Franquevaux and Psalmody in the Middle Ages. Industrial salt
collection started in the 19th century, and big chemical companies
such as Péchiney and Solvay founded the 'mining' city of
The boundaries of the
Camargue are constantly revised by the
it transports huge quantities of mud downstream – as much as 20
million m³ annually. Some of the étangs are the remnants of old arms
and legs of the river. The general trend is for the coastline to move
outwards as new earth is deposited in the delta at the river's mouth.
Aigues-Mortes, originally built as a port on the coast, is now some
5 km (3.1 mi) inland. The pace of change has been modified
in recent years by man-made barriers, such as dams on the
sea dykes, but flooding remains a problem across the region.
Bac du Sauvage
Folco de Baroncelli-Javon
Camargue red rice
Wikimedia Commons has media related to Camargue.
^ Chisholm, Hugh, ed. (1911). "Camargue". Encyclopædia
Britannica (11th ed.). Cambridge University Press.
^ "Camargue". Important Bird Areas factsheet.
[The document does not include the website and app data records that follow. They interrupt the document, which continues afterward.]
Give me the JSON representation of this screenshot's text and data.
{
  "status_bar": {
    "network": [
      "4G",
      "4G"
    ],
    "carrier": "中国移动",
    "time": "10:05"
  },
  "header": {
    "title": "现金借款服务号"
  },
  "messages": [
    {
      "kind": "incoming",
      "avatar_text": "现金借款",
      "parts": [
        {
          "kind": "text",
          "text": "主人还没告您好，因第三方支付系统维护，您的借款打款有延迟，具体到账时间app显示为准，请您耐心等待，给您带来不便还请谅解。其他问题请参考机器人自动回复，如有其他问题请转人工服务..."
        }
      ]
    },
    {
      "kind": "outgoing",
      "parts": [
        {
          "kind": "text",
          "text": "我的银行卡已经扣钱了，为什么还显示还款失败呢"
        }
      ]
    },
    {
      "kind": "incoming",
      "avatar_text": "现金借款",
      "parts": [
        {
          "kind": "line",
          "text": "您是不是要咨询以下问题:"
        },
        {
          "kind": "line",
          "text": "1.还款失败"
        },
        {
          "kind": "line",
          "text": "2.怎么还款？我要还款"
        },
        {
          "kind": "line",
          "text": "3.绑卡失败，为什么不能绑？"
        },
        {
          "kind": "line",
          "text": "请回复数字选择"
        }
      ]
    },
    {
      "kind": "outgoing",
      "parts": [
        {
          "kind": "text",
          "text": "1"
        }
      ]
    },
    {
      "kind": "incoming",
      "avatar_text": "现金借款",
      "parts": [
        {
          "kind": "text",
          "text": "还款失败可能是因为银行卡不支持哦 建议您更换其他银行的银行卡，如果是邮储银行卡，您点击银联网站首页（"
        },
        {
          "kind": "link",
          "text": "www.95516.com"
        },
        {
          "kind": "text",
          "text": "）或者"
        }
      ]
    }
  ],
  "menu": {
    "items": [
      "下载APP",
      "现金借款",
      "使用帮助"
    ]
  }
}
BirdLife International.
2013. Archived from the original on 10 July 2007. Retrieved
Russell, Richard Joel (1942). "Geomorphology of the Rhone Delta".
Annals of the Association of American Geographers. 32 (2): 149–255.
doi:10.2307/2561087. Retrieved 2011-10-09. – also in jstor
Coordinates: 43°32′N 04°30′E / 43.533°N 4.500°E /